Collected data entries

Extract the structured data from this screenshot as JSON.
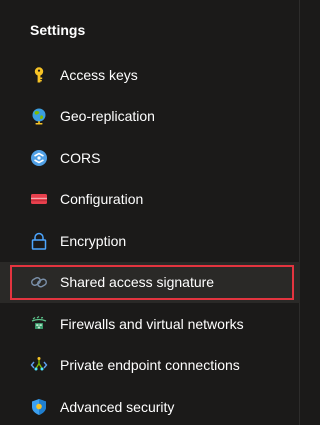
{
  "section_title": "Settings",
  "items": [
    {
      "label": "Access keys",
      "icon": "key-icon"
    },
    {
      "label": "Geo-replication",
      "icon": "globe-icon"
    },
    {
      "label": "CORS",
      "icon": "cors-icon"
    },
    {
      "label": "Configuration",
      "icon": "configuration-icon"
    },
    {
      "label": "Encryption",
      "icon": "lock-icon"
    },
    {
      "label": "Shared access signature",
      "icon": "link-icon",
      "selected": true
    },
    {
      "label": "Firewalls and virtual networks",
      "icon": "firewall-icon"
    },
    {
      "label": "Private endpoint connections",
      "icon": "endpoint-icon"
    },
    {
      "label": "Advanced security",
      "icon": "shield-icon"
    }
  ],
  "colors": {
    "background": "#1b1a19",
    "selected_background": "#2a2927",
    "highlight_border": "#e3343f",
    "key_icon": "#f7c325",
    "globe_icon": "#7fba00",
    "cors_icon": "#50a0e6",
    "config_icon": "#e8404d",
    "lock_icon": "#4da6ff",
    "shield_icon": "#3ca0f0"
  }
}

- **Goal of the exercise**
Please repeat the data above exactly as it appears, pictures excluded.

- **Task solution**
Extract the structured data from this screenshot as JSON.
{
  "section_title": "Settings",
  "items": [
    {
      "label": "Access keys",
      "icon": "key-icon"
    },
    {
      "label": "Geo-replication",
      "icon": "globe-icon"
    },
    {
      "label": "CORS",
      "icon": "cors-icon"
    },
    {
      "label": "Configuration",
      "icon": "configuration-icon"
    },
    {
      "label": "Encryption",
      "icon": "lock-icon"
    },
    {
      "label": "Shared access signature",
      "icon": "link-icon",
      "selected": true
    },
    {
      "label": "Firewalls and virtual networks",
      "icon": "firewall-icon"
    },
    {
      "label": "Private endpoint connections",
      "icon": "endpoint-icon"
    },
    {
      "label": "Advanced security",
      "icon": "shield-icon"
    }
  ],
  "colors": {
    "background": "#1b1a19",
    "selected_background": "#2a2927",
    "highlight_border": "#e3343f",
    "key_icon": "#f7c325",
    "globe_icon": "#7fba00",
    "cors_icon": "#50a0e6",
    "config_icon": "#e8404d",
    "lock_icon": "#4da6ff",
    "shield_icon": "#3ca0f0"
  }
}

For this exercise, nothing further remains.